I'd like the data below restated word for word, with the pictures left out.

Items from an interface collection
----------

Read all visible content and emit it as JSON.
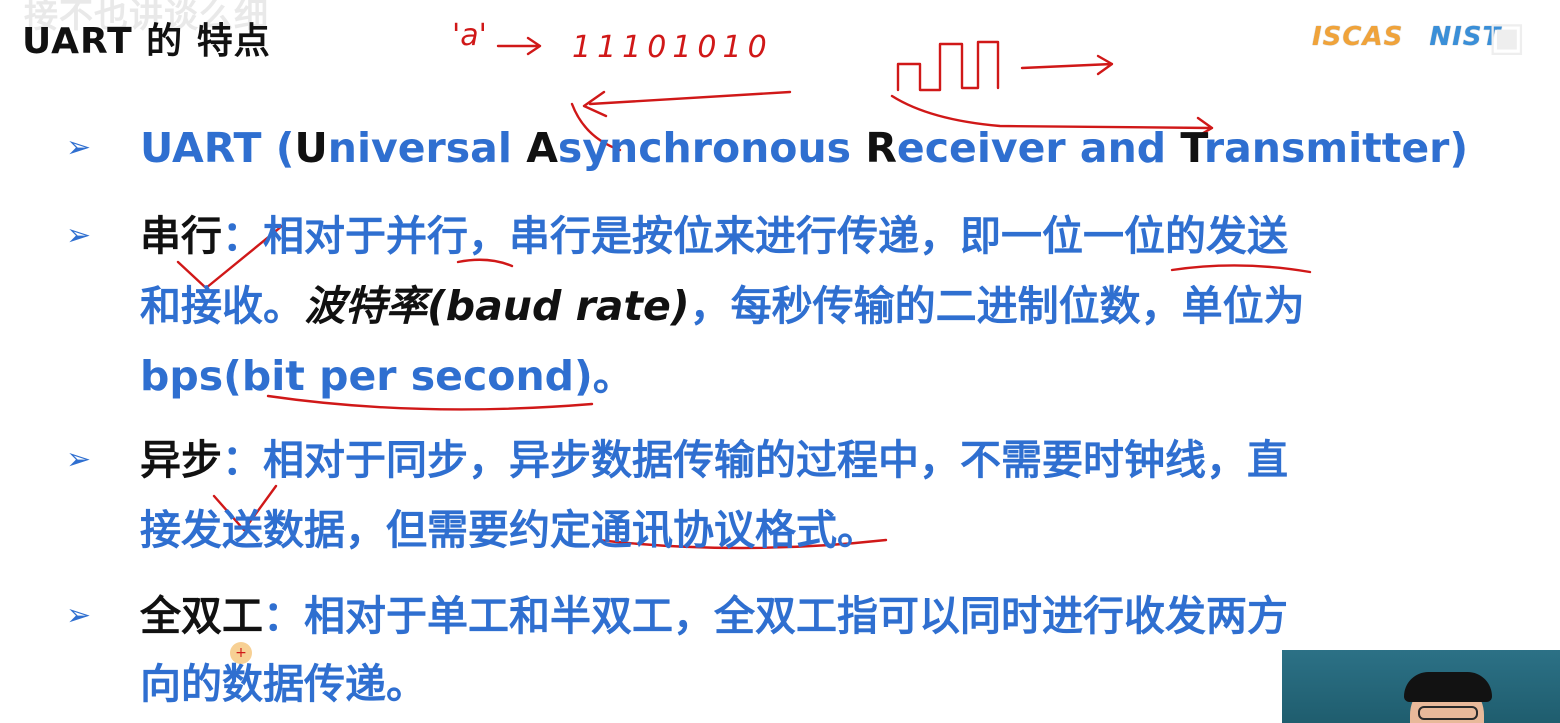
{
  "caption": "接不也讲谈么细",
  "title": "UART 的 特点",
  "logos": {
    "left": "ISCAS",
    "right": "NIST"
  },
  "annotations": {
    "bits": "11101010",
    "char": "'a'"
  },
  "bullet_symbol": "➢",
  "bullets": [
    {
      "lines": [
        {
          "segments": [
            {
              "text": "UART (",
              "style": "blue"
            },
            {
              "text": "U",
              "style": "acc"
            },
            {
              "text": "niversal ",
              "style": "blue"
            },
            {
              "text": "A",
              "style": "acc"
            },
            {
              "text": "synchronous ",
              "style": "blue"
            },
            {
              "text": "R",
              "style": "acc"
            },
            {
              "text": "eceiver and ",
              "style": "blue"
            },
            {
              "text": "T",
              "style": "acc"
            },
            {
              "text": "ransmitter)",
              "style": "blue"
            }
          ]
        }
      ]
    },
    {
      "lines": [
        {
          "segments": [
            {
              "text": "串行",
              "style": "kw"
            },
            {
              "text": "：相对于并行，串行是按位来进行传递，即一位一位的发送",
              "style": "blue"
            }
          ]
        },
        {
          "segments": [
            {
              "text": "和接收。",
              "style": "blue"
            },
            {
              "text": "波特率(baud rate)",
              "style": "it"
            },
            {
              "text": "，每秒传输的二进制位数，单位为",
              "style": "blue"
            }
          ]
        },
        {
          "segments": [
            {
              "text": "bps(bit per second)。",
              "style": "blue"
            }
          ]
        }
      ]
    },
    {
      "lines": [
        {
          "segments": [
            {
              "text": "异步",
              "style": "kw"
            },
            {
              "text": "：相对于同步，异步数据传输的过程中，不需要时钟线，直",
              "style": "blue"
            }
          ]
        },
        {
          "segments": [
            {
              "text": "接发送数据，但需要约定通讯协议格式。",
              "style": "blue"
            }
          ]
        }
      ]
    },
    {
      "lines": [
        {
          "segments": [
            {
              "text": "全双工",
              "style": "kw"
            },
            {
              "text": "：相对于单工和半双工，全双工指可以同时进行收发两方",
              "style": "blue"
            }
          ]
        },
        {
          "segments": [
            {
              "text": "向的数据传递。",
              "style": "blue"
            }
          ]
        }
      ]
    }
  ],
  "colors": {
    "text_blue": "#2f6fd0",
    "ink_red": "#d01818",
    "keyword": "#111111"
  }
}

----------

Task answer
Read all visible content and emit it as JSON.
{
  "caption": "接不也讲谈么细",
  "title": "UART 的 特点",
  "logos": {
    "left": "ISCAS",
    "right": "NIST"
  },
  "annotations": {
    "bits": "11101010",
    "char": "'a'"
  },
  "bullet_symbol": "➢",
  "bullets": [
    {
      "lines": [
        {
          "segments": [
            {
              "text": "UART (",
              "style": "blue"
            },
            {
              "text": "U",
              "style": "acc"
            },
            {
              "text": "niversal ",
              "style": "blue"
            },
            {
              "text": "A",
              "style": "acc"
            },
            {
              "text": "synchronous ",
              "style": "blue"
            },
            {
              "text": "R",
              "style": "acc"
            },
            {
              "text": "eceiver and ",
              "style": "blue"
            },
            {
              "text": "T",
              "style": "acc"
            },
            {
              "text": "ransmitter)",
              "style": "blue"
            }
          ]
        }
      ]
    },
    {
      "lines": [
        {
          "segments": [
            {
              "text": "串行",
              "style": "kw"
            },
            {
              "text": "：相对于并行，串行是按位来进行传递，即一位一位的发送",
              "style": "blue"
            }
          ]
        },
        {
          "segments": [
            {
              "text": "和接收。",
              "style": "blue"
            },
            {
              "text": "波特率(baud rate)",
              "style": "it"
            },
            {
              "text": "，每秒传输的二进制位数，单位为",
              "style": "blue"
            }
          ]
        },
        {
          "segments": [
            {
              "text": "bps(bit per second)。",
              "style": "blue"
            }
          ]
        }
      ]
    },
    {
      "lines": [
        {
          "segments": [
            {
              "text": "异步",
              "style": "kw"
            },
            {
              "text": "：相对于同步，异步数据传输的过程中，不需要时钟线，直",
              "style": "blue"
            }
          ]
        },
        {
          "segments": [
            {
              "text": "接发送数据，但需要约定通讯协议格式。",
              "style": "blue"
            }
          ]
        }
      ]
    },
    {
      "lines": [
        {
          "segments": [
            {
              "text": "全双工",
              "style": "kw"
            },
            {
              "text": "：相对于单工和半双工，全双工指可以同时进行收发两方",
              "style": "blue"
            }
          ]
        },
        {
          "segments": [
            {
              "text": "向的数据传递。",
              "style": "blue"
            }
          ]
        }
      ]
    }
  ],
  "colors": {
    "text_blue": "#2f6fd0",
    "ink_red": "#d01818",
    "keyword": "#111111"
  }
}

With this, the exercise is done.